Here is where the church needs to exercise great caution. In many ways, it doesn’t matter whether we think Britain is characterised by racism and xenophobia or not. What does matter is how the people coming into our churches perceive things. If their perception of Britain is that the country is xenophobic and racist, and potentially our churches by extension, then we need to take that seriously. Simply rebuffing their perception, or offering figures to suggest they have it wrong, is perhaps not going to incline them to the gospel. If they are faced by majority white, middle class churches with exclusively white middle class leadership teams, we are inevitably going to be starting from behind on this issue irrespective of how woke and right on we are trying to be. It doesn’t matter whether our church is racist and xenophobic (I trust it isn’t), we have to be prepared for the fact that we might be perceived that way based on our culture, style of music, leadership teams and any number of other measures.

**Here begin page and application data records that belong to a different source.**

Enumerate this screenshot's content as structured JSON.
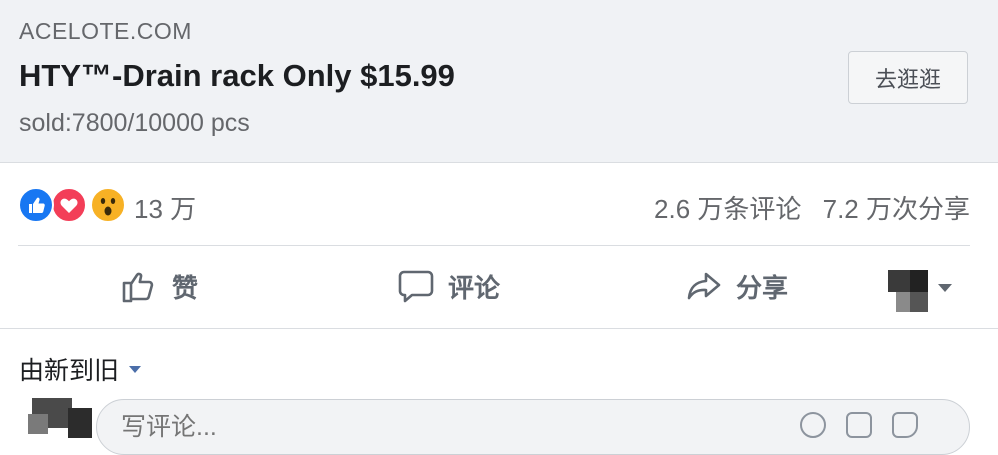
{
  "link_card": {
    "domain": "ACELOTE.COM",
    "title": "HTY™-Drain rack Only $15.99",
    "subtitle": "sold:7800/10000 pcs",
    "cta_label": "去逛逛"
  },
  "reactions": {
    "icons": [
      "like-icon",
      "love-icon",
      "wow-icon"
    ],
    "count": "13 万",
    "comments": "2.6 万条评论",
    "shares": "7.2 万次分享"
  },
  "actions": {
    "like_label": "赞",
    "comment_label": "评论",
    "share_label": "分享"
  },
  "sort": {
    "label": "由新到旧"
  },
  "composer": {
    "placeholder": "写评论..."
  },
  "colors": {
    "card_bg": "#f0f2f5",
    "like_blue": "#1877f2",
    "love_red": "#f33e58",
    "wow_yellow": "#f7b125",
    "meta_text": "#65676b"
  }
}
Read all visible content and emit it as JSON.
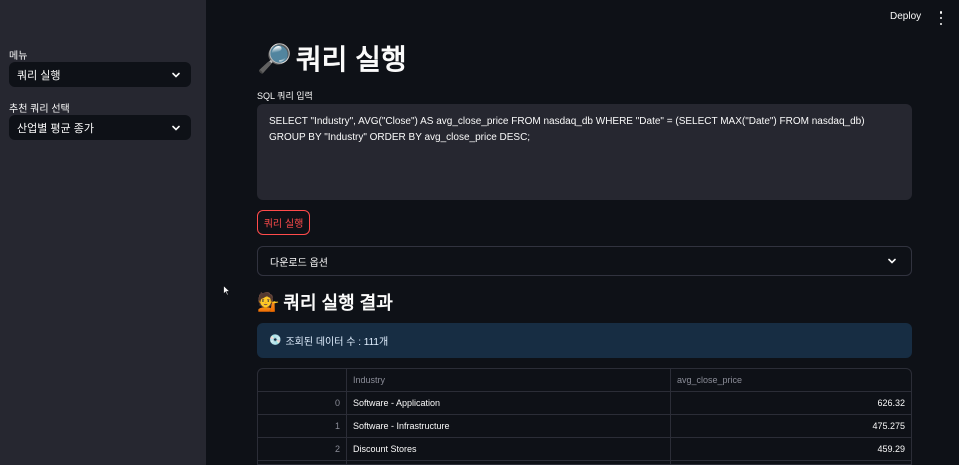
{
  "topbar": {
    "deploy_label": "Deploy"
  },
  "sidebar": {
    "menu_label": "메뉴",
    "menu_value": "쿼리 실행",
    "recommend_label": "추천 쿼리 선택",
    "recommend_value": "산업별 평균 종가"
  },
  "main": {
    "title_emoji": "🔎",
    "title": "쿼리 실행",
    "sql_label": "SQL 쿼리 입력",
    "sql_text": "SELECT \"Industry\", AVG(\"Close\") AS avg_close_price FROM nasdaq_db WHERE \"Date\" = (SELECT MAX(\"Date\") FROM nasdaq_db) GROUP BY \"Industry\" ORDER BY avg_close_price DESC;",
    "run_button": "쿼리 실행",
    "download_expander": "다운로드 옵션",
    "result_emoji": "💁",
    "result_title": "쿼리 실행 결과",
    "info_emoji": "💿",
    "info_text": "조회된 데이터 수 : 111개"
  },
  "table": {
    "columns": [
      "",
      "Industry",
      "avg_close_price"
    ],
    "rows": [
      [
        "0",
        "Software - Application",
        "626.32"
      ],
      [
        "1",
        "Software - Infrastructure",
        "475.275"
      ],
      [
        "2",
        "Discount Stores",
        "459.29"
      ],
      [
        "",
        "",
        ""
      ]
    ]
  },
  "colors": {
    "accent": "#ff4b4b",
    "info_bg": "#172d43",
    "sidebar_bg": "#262730",
    "app_bg": "#0e1117"
  }
}
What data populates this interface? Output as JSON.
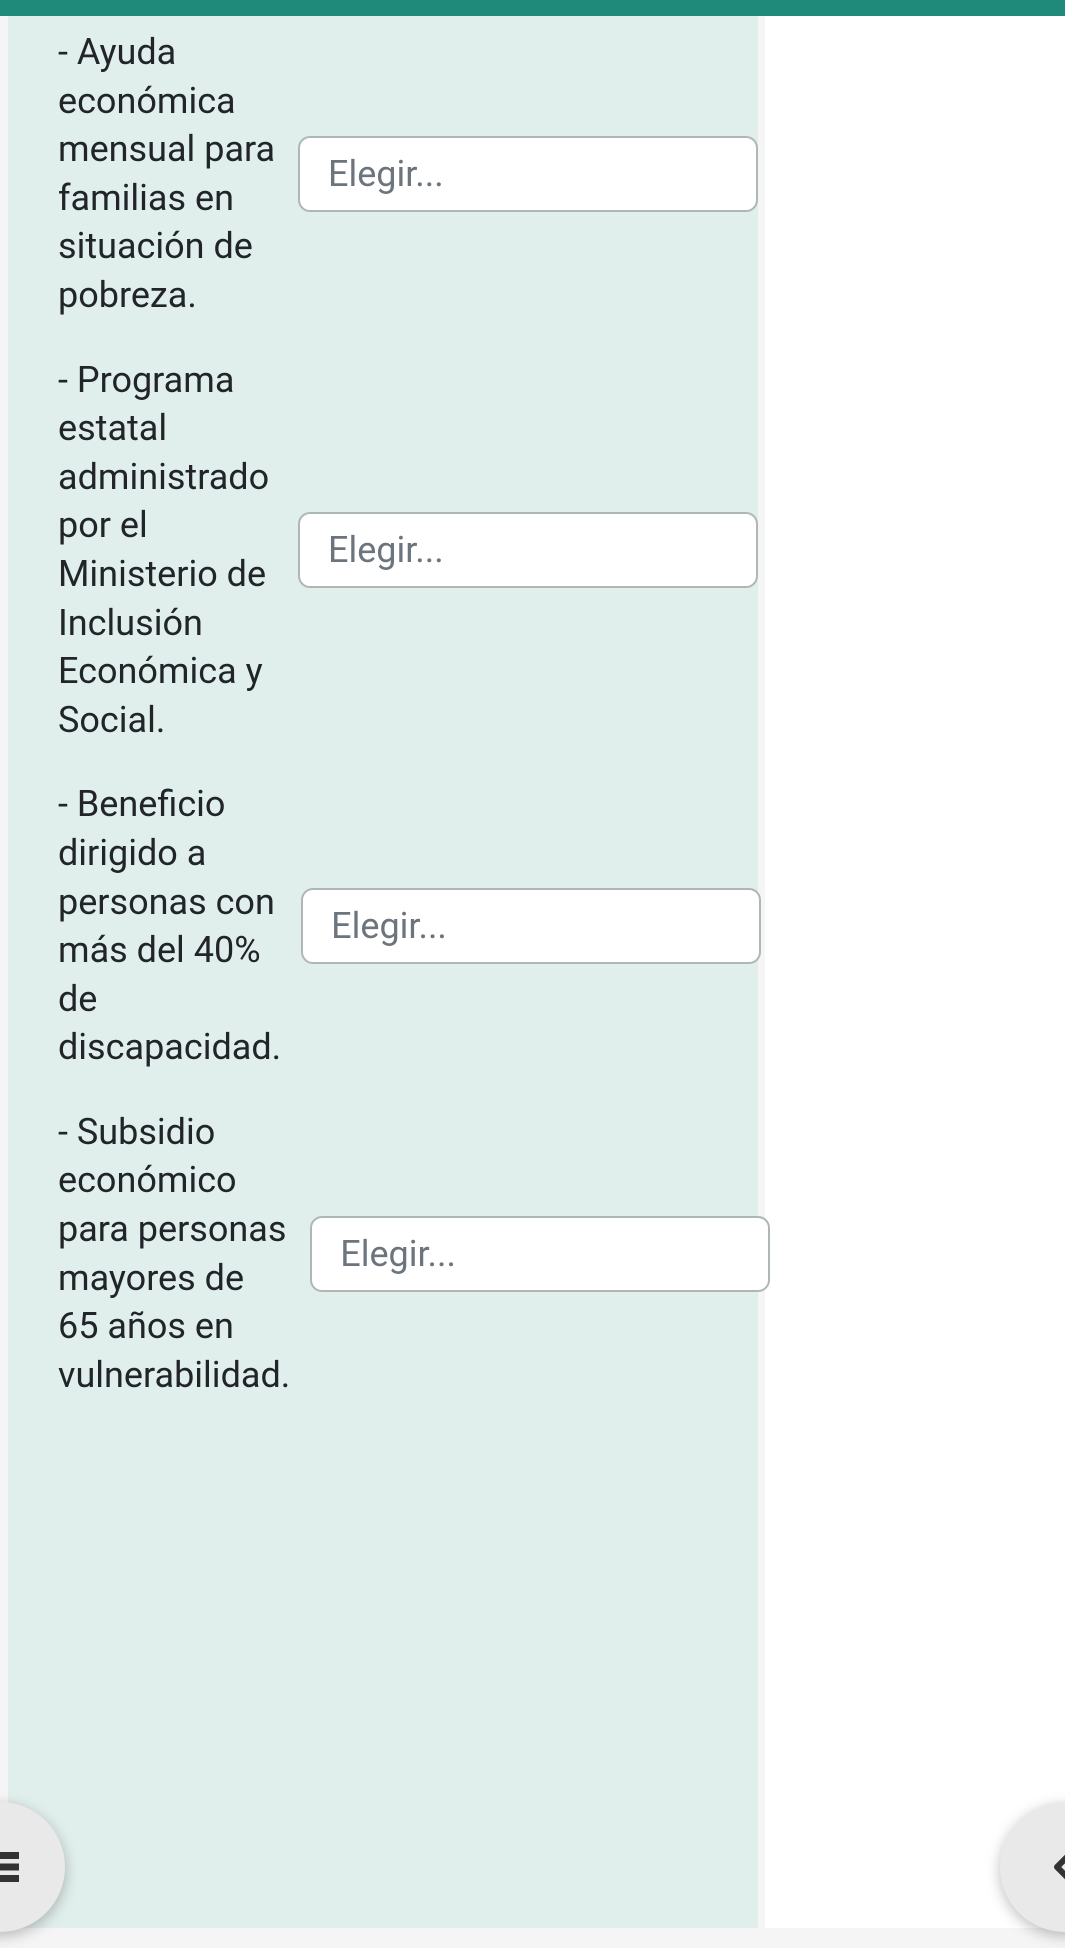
{
  "colors": {
    "accent": "#1f8a7a",
    "card_bg": "#e0eeec",
    "text": "#212529",
    "placeholder": "#6c757d",
    "select_border": "#aeb7b5",
    "fab_bg": "#e9e9e9"
  },
  "select_placeholder": "Elegir...",
  "rows": [
    {
      "label": "- Ayuda económica mensual para familias en situación de pobreza."
    },
    {
      "label": "- Programa estatal administrado por el Ministerio de Inclusión Económica y Social."
    },
    {
      "label": "- Beneficio dirigido a personas con más del 40% de discapacidad."
    },
    {
      "label": "- Subsidio económico para personas mayores de 65 años en vulnerabilidad."
    }
  ],
  "icons": {
    "list": "list-icon",
    "chevron_left": "chevron-left-icon"
  }
}
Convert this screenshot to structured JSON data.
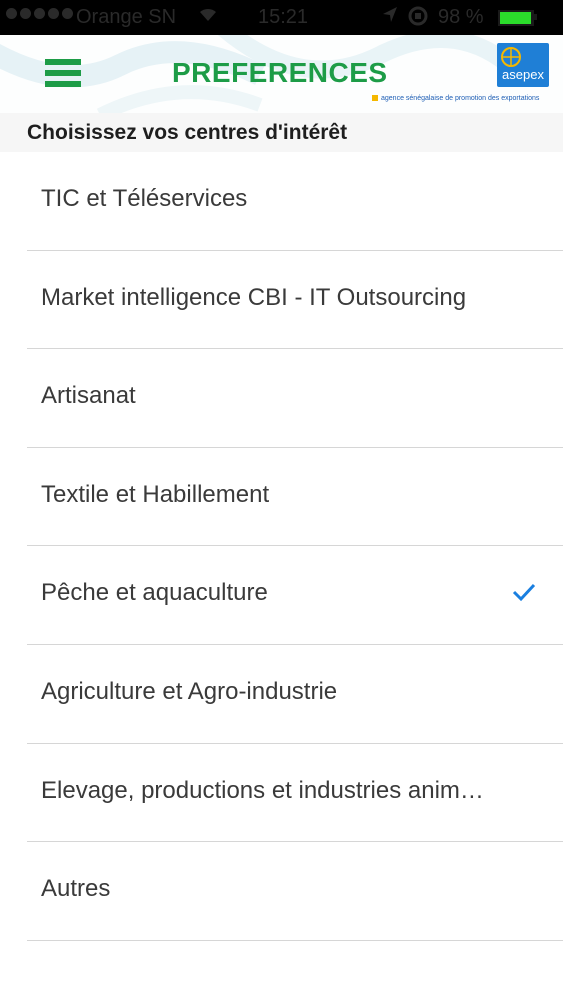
{
  "status_bar": {
    "carrier": "Orange SN",
    "time": "15:21",
    "battery_percent": "98 %",
    "battery_level": 0.98
  },
  "header": {
    "title": "PREFERENCES",
    "logo_text": "asepex",
    "logo_tagline": "agence sénégalaise de promotion des exportations"
  },
  "section": {
    "title": "Choisissez vos centres d'intérêt"
  },
  "interests": [
    {
      "label": "TIC et Téléservices",
      "selected": false
    },
    {
      "label": "Market intelligence CBI - IT Outsourcing",
      "selected": false
    },
    {
      "label": "Artisanat",
      "selected": false
    },
    {
      "label": "Textile et Habillement",
      "selected": false
    },
    {
      "label": "Pêche et aquaculture",
      "selected": true
    },
    {
      "label": "Agriculture et Agro-industrie",
      "selected": false
    },
    {
      "label": "Elevage, productions et industries animales",
      "selected": false
    },
    {
      "label": "Autres",
      "selected": false
    }
  ],
  "colors": {
    "accent_green": "#1d9c47",
    "check_blue": "#1a7fe0",
    "logo_blue": "#1f7fd6"
  }
}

Just imagine how you would feel walking into an entirely black or Asian church, with no other white faces around. As you speak to people, though you ostensibly speak the same language it becomes clear they use words and phrases in different ways to you. Nobody in the room is wearing the same sort of clothes as you. The topics of conversation are well outside of your usual experience and you struggle to engage. Nobody who stands up to speak or do anything in the service looks or sounds anything like you. How would you feel? Couple to that a history of discrimination of one form or another, and personal experiences of such happening to you by people outside of the church, it’s not that hard to see how this might be a very uncomfortable experience and might reinforce certain assumptions you hold (whether true in reality or not).
These are the kind of issues that many black, Asian and white working class people have to navigate everytime they step into our essentially white, middle class Evangelical churches. As I have said before, there is a limit to what we can do about what we actually are. We can’t stop being white and middle class if that’s what we are and we can’t tell our congregations to stop being so white either. But what we can do is be sensitive about how those coming into our churches from other backgrounds might feel and make every effort to mitigate those things as best we are able. Maybe then, some of them will stick around and rather than talking about how we get them to stay, we might be able to talk about how we get them into leadership.